In spite of the massive strides made in workplace equality, the automotive industry is still a traditionally male-dominated field. Women in the industry face sexist and misogynistic behavior, often because their male counterparts believe they don’t or shouldn’t know anything about cars due to their gender.
However, in spite, or perhaps because, of this stigma, more women have begun to pursue careers in the automotive industry. Why are more women joining the industry?
Stereotypes and Stigma
If you’ve ever seen a woman working behind the counter in an auto parts store, then you’ve probably heard the following at least once:
“Is there a guy here?”
No matter how knowledgeable the person behind the counter, a lot of people look for men rather than women behind the counter because they automatically assume guys know more about cars.
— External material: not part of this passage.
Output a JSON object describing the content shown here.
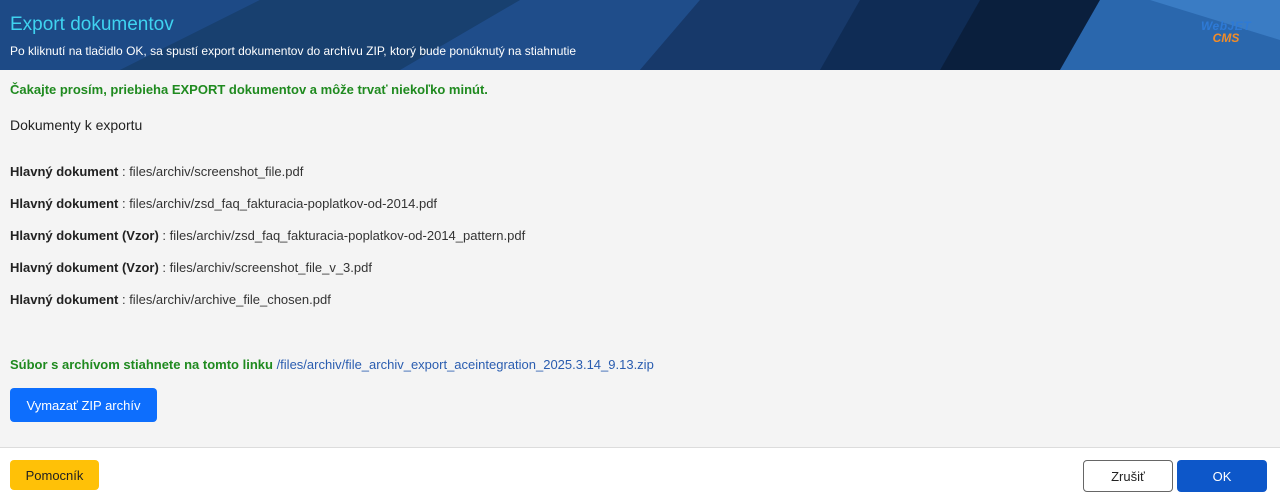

You can be ASE certified and be able to strip down an engine and rebuild it from the ground up, but if you’re female, there will always be somebody looking for a guy instead.
Women in STEM Fields
The number of women in STEM fields (science, technology, engineering, and math) is growing every year. While women make up more than 50% of the individuals receiving STEM degrees each year, the majority of those degrees are in scientific fields. Only 18-20% of the engineering degrees awarded each year are earned by women, and 27% of the manufacturing jobs like those in the automotive industry are held by women.
These numbers are growing each year. There is an increased focus on bringing women, and especially young girls, into the STEM fields. By introducing children to STEM at a young age, it’s easy to foster a life-long love of science and other related industries. There are programs available to get kids interested in STEM from kindergarten on up.
Women in the Automotive Industry
The numbers for women in the automotive industry are still lower than they should be, in spite of the fact that women tend to make more than 80% of the decisions when it comes to purchasing cars for their families.
The number of women in the automotive industry and related fields has dropped in recent years, with the number of female mechanics dropping by 3%. The number of women working in parts and sales has also dropped. Many of the women who left the automotive industry to work in other fields cited discrimination and feeling and being treated like an outsider.
In spite of all the discrimination that they may face in the industry, there have been women behind the scenes shaping and guiding it for more than 100 years. An actress named Florence Lawrence, for example, created the basic design for turn signals and brake lights to increase automotive safety back in the early 1900s when the idea of a car was very new. Her mother, Charlotte Bridgwood, invented and patented the design for the windshield wiper that we used today.
Women have been movers and shakers in the automotive industry from the very beginning, even if they’ve had to do it from behind the scenes. We would be reaching our hand out in the rain and pulling our windshield wipers manually without an innovation from a female automotive engineer.
Changes are coming to the automotive industry, but until people can get over the stigma that women know nothing about cars, it will take women working behind the scenes in engineering and similar fields to really change the automotive industry. With so many new and exciting things happening in the automotive field, from autonomous cars to fully electric vehicles, we’ll need fresh new minds to help steer us around the curves.